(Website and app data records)
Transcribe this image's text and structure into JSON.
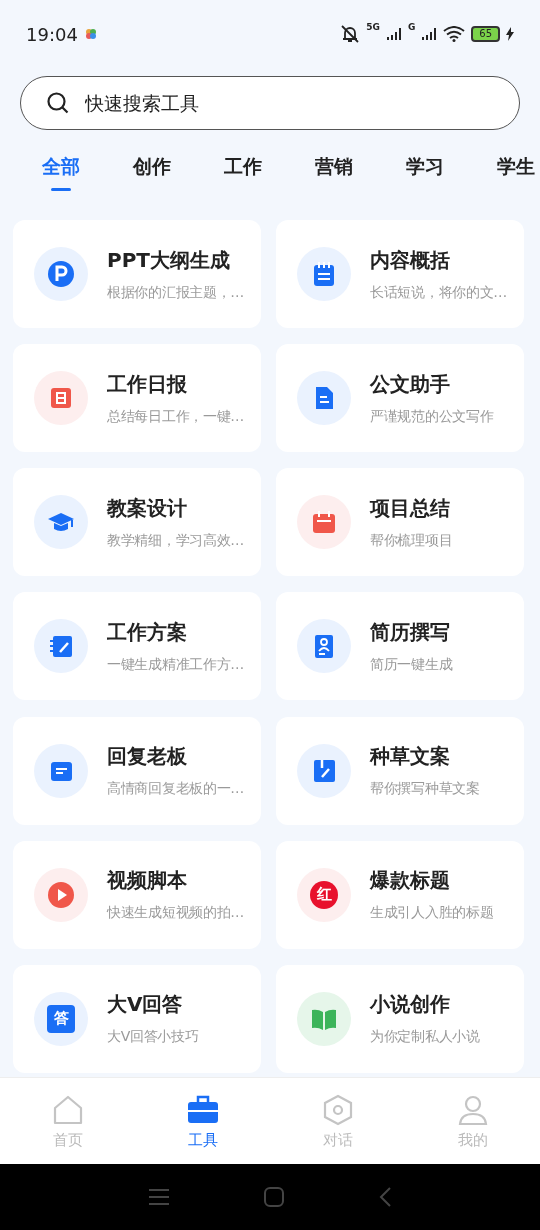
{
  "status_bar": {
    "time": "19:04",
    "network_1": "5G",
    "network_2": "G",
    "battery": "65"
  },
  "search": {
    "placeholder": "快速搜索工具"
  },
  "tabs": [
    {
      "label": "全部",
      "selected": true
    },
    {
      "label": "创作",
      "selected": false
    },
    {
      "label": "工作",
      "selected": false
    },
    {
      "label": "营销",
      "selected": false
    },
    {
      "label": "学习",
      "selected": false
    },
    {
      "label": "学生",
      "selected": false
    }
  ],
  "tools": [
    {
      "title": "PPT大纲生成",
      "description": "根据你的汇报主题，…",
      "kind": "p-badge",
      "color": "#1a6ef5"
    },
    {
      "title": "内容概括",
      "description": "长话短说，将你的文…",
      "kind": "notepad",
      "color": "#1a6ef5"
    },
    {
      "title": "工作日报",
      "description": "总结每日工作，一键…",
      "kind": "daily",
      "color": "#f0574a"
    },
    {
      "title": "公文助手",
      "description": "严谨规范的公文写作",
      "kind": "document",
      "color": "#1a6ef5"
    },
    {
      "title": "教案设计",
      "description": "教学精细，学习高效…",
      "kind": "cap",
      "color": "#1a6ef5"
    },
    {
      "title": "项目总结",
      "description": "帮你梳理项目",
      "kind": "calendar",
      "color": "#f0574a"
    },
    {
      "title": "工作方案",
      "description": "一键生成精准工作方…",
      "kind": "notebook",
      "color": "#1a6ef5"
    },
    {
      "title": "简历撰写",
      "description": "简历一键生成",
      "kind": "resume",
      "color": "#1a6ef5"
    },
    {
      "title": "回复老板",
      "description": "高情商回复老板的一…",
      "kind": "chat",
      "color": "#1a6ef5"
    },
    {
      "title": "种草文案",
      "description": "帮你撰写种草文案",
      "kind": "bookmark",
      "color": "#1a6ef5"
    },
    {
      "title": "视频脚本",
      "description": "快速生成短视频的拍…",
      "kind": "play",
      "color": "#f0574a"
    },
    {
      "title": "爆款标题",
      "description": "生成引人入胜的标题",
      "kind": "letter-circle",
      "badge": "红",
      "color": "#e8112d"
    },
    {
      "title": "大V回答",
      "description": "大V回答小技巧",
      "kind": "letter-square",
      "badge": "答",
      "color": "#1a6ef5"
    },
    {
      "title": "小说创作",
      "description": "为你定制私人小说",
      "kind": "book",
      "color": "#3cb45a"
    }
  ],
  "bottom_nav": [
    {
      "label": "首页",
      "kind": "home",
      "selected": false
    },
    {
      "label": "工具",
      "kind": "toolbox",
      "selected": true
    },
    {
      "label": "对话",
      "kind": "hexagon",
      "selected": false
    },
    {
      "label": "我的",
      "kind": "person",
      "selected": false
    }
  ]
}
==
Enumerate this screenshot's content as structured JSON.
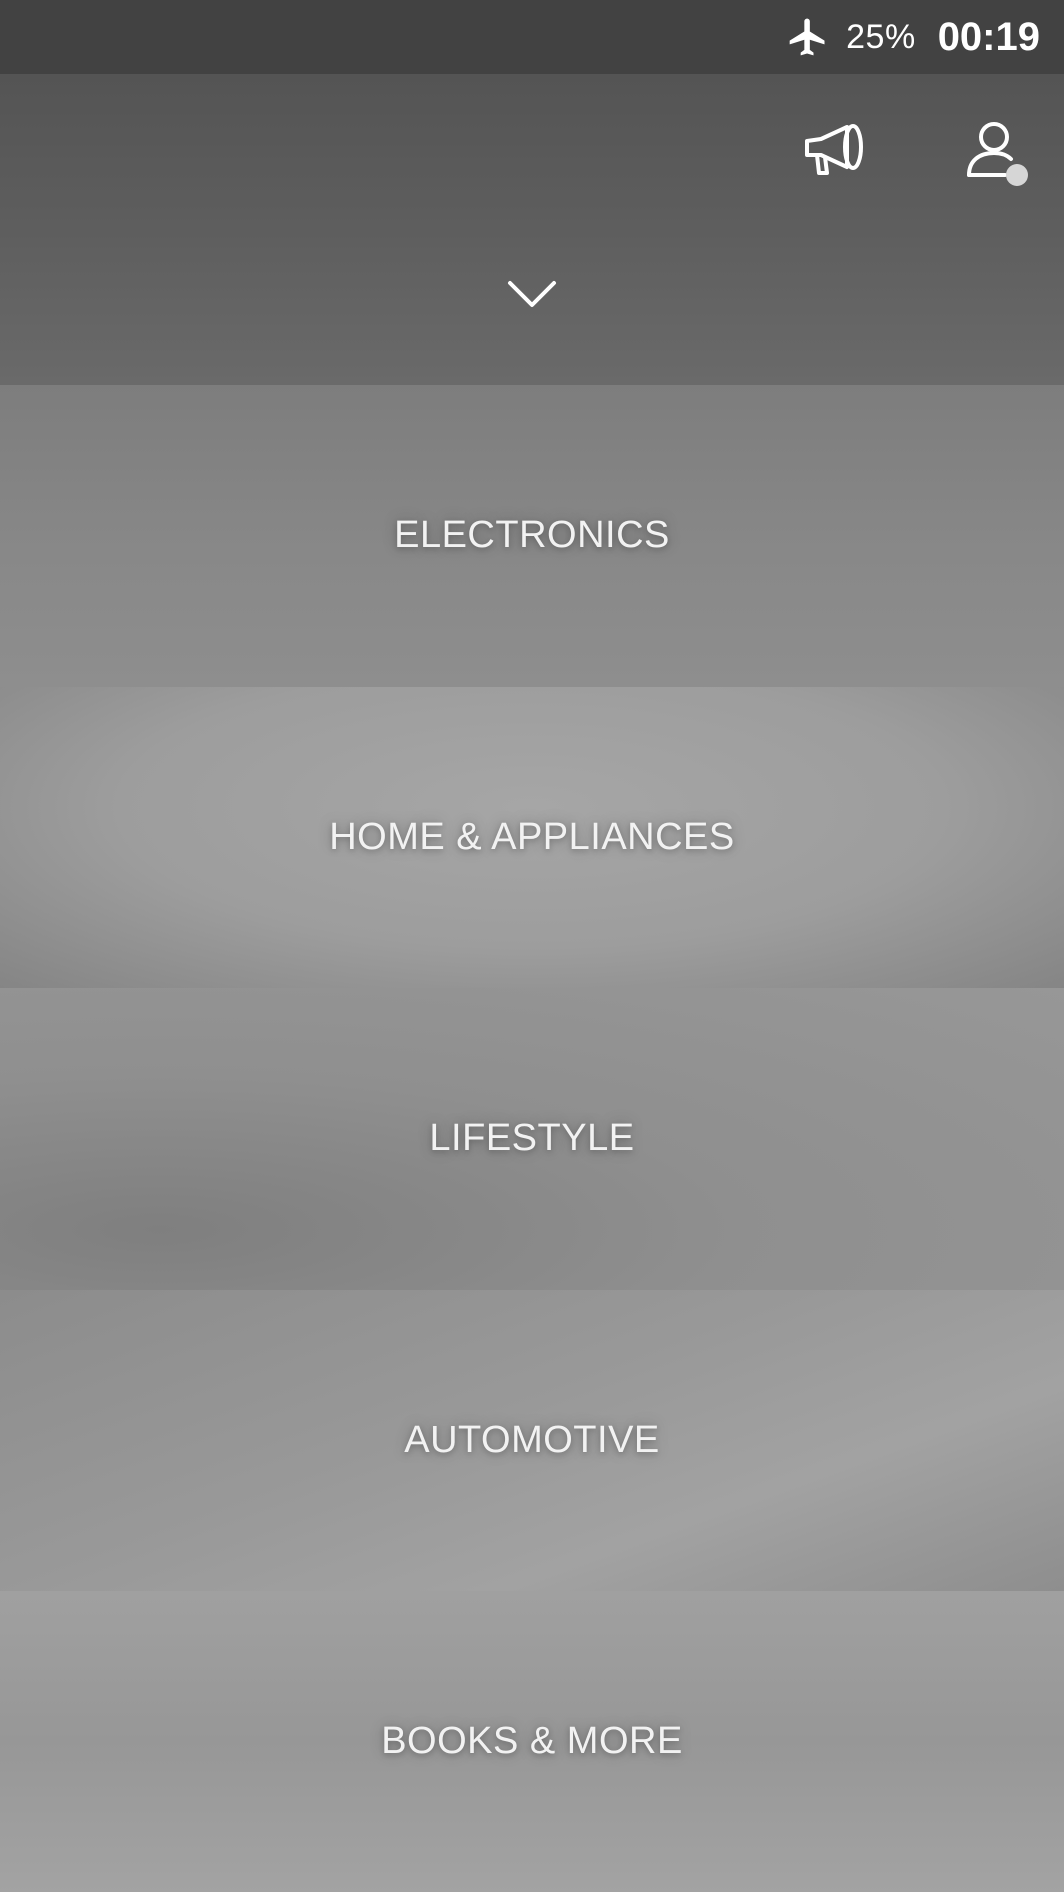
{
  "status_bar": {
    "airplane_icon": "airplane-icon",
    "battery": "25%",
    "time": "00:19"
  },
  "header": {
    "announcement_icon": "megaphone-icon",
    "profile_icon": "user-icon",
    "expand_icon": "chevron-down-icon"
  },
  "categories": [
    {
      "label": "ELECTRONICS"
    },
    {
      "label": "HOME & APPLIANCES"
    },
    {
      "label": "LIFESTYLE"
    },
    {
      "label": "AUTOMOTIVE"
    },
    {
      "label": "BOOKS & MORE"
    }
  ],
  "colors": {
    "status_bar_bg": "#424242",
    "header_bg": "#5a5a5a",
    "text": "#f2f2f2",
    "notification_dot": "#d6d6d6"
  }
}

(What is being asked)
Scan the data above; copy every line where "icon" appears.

(Exercise response)
    "airplane_icon": "airplane-icon",
    "announcement_icon": "megaphone-icon",
    "profile_icon": "user-icon",
    "expand_icon": "chevron-down-icon"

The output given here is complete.